**Your instructions:**
Read the records below and copy each line that contains "icon".

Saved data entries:
▬▬▬
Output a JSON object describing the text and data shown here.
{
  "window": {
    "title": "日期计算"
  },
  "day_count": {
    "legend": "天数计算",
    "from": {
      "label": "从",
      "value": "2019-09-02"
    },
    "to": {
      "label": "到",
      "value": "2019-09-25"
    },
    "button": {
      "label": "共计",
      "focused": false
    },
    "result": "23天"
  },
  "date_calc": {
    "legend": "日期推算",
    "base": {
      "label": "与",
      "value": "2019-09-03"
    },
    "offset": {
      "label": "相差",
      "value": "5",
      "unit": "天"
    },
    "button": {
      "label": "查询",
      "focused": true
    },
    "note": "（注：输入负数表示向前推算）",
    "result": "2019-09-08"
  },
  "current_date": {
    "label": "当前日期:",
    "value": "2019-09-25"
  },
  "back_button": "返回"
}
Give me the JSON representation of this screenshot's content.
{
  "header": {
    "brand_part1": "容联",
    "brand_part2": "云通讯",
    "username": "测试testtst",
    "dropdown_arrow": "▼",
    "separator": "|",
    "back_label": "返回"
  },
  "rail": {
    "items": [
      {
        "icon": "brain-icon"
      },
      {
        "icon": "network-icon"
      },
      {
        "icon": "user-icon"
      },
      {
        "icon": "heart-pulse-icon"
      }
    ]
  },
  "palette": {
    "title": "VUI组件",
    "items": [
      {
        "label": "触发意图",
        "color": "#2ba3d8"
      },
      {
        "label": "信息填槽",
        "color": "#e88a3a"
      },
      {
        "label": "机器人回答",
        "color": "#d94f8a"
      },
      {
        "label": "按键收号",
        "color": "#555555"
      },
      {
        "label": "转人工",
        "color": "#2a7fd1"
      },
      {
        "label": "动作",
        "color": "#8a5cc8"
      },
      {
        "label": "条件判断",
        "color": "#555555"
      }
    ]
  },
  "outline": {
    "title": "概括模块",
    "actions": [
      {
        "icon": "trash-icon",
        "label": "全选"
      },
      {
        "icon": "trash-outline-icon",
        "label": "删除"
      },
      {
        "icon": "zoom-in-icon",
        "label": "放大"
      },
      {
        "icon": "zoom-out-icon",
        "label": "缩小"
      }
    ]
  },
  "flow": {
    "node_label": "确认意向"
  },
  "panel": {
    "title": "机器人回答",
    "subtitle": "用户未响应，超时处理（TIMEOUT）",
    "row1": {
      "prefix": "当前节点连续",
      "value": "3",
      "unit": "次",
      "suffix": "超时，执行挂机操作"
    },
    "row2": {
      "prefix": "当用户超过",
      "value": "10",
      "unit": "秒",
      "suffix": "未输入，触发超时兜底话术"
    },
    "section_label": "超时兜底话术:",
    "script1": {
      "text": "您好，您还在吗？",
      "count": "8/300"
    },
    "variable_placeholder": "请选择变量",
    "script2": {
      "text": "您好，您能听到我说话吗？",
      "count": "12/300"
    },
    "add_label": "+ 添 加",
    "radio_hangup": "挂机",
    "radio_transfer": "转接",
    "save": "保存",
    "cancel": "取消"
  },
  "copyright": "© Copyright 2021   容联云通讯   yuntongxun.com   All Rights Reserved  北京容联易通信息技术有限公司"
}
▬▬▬
**Output for this task:**
        "icon": "brain-icon"
        "icon": "network-icon"
        "icon": "user-icon"
        "icon": "heart-pulse-icon"
        "icon": "trash-icon",
        "icon": "trash-outline-icon",
        "icon": "zoom-in-icon",
        "icon": "zoom-out-icon",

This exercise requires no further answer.